* _What to do_
Make an exact copy of the entries below, with all images left out.

* _Excerpted records_
[Start of section]

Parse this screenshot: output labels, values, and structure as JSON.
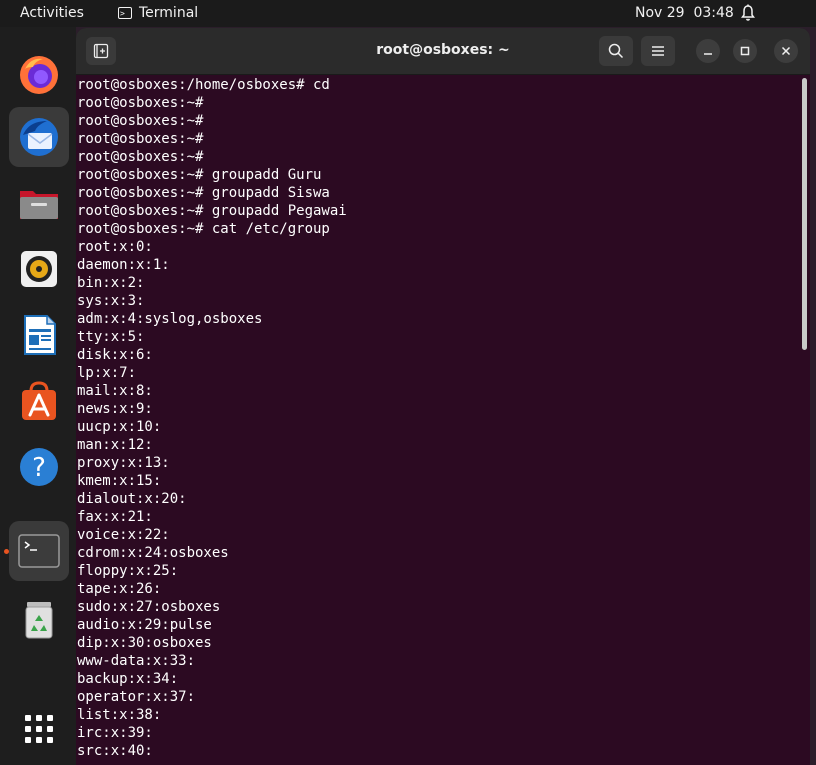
{
  "topbar": {
    "activities": "Activities",
    "app_name": "Terminal",
    "app_icon": "terminal-icon",
    "clock": "Nov 29  03:48",
    "status_icon": "bell-icon"
  },
  "dock": {
    "items": [
      {
        "name": "firefox",
        "icon": "firefox-icon"
      },
      {
        "name": "thunderbird",
        "icon": "thunderbird-icon"
      },
      {
        "name": "files",
        "icon": "folder-icon"
      },
      {
        "name": "rhythmbox",
        "icon": "speaker-icon"
      },
      {
        "name": "writer",
        "icon": "document-icon"
      },
      {
        "name": "software",
        "icon": "app-store-icon"
      },
      {
        "name": "help",
        "icon": "help-icon"
      },
      {
        "name": "terminal",
        "icon": "terminal-icon",
        "running": true
      },
      {
        "name": "trash",
        "icon": "trash-icon"
      },
      {
        "name": "show-apps",
        "icon": "app-grid-icon"
      }
    ]
  },
  "window": {
    "title": "root@osboxes: ~",
    "buttons": [
      "new-tab-icon",
      "search-icon",
      "menu-icon",
      "minimize-icon",
      "maximize-icon",
      "close-icon"
    ]
  },
  "terminal": {
    "lines": [
      "root@osboxes:/home/osboxes# cd",
      "root@osboxes:~#",
      "root@osboxes:~#",
      "root@osboxes:~#",
      "root@osboxes:~#",
      "root@osboxes:~# groupadd Guru",
      "root@osboxes:~# groupadd Siswa",
      "root@osboxes:~# groupadd Pegawai",
      "root@osboxes:~# cat /etc/group",
      "root:x:0:",
      "daemon:x:1:",
      "bin:x:2:",
      "sys:x:3:",
      "adm:x:4:syslog,osboxes",
      "tty:x:5:",
      "disk:x:6:",
      "lp:x:7:",
      "mail:x:8:",
      "news:x:9:",
      "uucp:x:10:",
      "man:x:12:",
      "proxy:x:13:",
      "kmem:x:15:",
      "dialout:x:20:",
      "fax:x:21:",
      "voice:x:22:",
      "cdrom:x:24:osboxes",
      "floppy:x:25:",
      "tape:x:26:",
      "sudo:x:27:osboxes",
      "audio:x:29:pulse",
      "dip:x:30:osboxes",
      "www-data:x:33:",
      "backup:x:34:",
      "operator:x:37:",
      "list:x:38:",
      "irc:x:39:",
      "src:x:40:"
    ]
  },
  "colors": {
    "terminal_bg": "#2c0a22",
    "accent": "#e95420"
  }
}
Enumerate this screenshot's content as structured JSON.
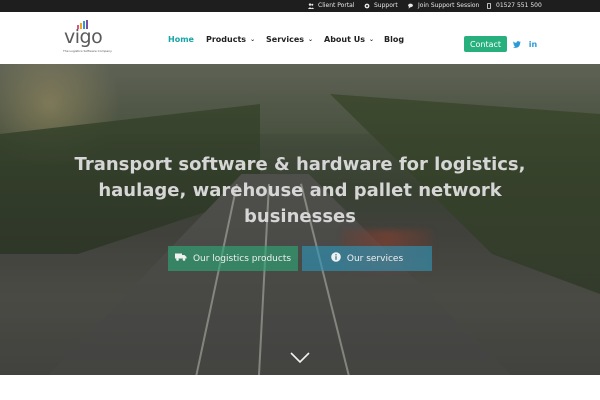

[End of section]

* _Response to the exercise_
Parse this screenshot: output labels, values, and structure as JSON.
{
  "topbar": {
    "activities": "Activities",
    "app_name": "Terminal",
    "app_icon": "terminal-icon",
    "clock": "Nov 29  03:48",
    "status_icon": "bell-icon"
  },
  "dock": {
    "items": [
      {
        "name": "firefox",
        "icon": "firefox-icon"
      },
      {
        "name": "thunderbird",
        "icon": "thunderbird-icon"
      },
      {
        "name": "files",
        "icon": "folder-icon"
      },
      {
        "name": "rhythmbox",
        "icon": "speaker-icon"
      },
      {
        "name": "writer",
        "icon": "document-icon"
      },
      {
        "name": "software",
        "icon": "app-store-icon"
      },
      {
        "name": "help",
        "icon": "help-icon"
      },
      {
        "name": "terminal",
        "icon": "terminal-icon",
        "running": true
      },
      {
        "name": "trash",
        "icon": "trash-icon"
      },
      {
        "name": "show-apps",
        "icon": "app-grid-icon"
      }
    ]
  },
  "window": {
    "title": "root@osboxes: ~",
    "buttons": [
      "new-tab-icon",
      "search-icon",
      "menu-icon",
      "minimize-icon",
      "maximize-icon",
      "close-icon"
    ]
  },
  "terminal": {
    "lines": [
      "root@osboxes:/home/osboxes# cd",
      "root@osboxes:~#",
      "root@osboxes:~#",
      "root@osboxes:~#",
      "root@osboxes:~#",
      "root@osboxes:~# groupadd Guru",
      "root@osboxes:~# groupadd Siswa",
      "root@osboxes:~# groupadd Pegawai",
      "root@osboxes:~# cat /etc/group",
      "root:x:0:",
      "daemon:x:1:",
      "bin:x:2:",
      "sys:x:3:",
      "adm:x:4:syslog,osboxes",
      "tty:x:5:",
      "disk:x:6:",
      "lp:x:7:",
      "mail:x:8:",
      "news:x:9:",
      "uucp:x:10:",
      "man:x:12:",
      "proxy:x:13:",
      "kmem:x:15:",
      "dialout:x:20:",
      "fax:x:21:",
      "voice:x:22:",
      "cdrom:x:24:osboxes",
      "floppy:x:25:",
      "tape:x:26:",
      "sudo:x:27:osboxes",
      "audio:x:29:pulse",
      "dip:x:30:osboxes",
      "www-data:x:33:",
      "backup:x:34:",
      "operator:x:37:",
      "list:x:38:",
      "irc:x:39:",
      "src:x:40:"
    ]
  },
  "colors": {
    "terminal_bg": "#2c0a22",
    "accent": "#e95420"
  }
}
Enumerate this screenshot's content as structured JSON.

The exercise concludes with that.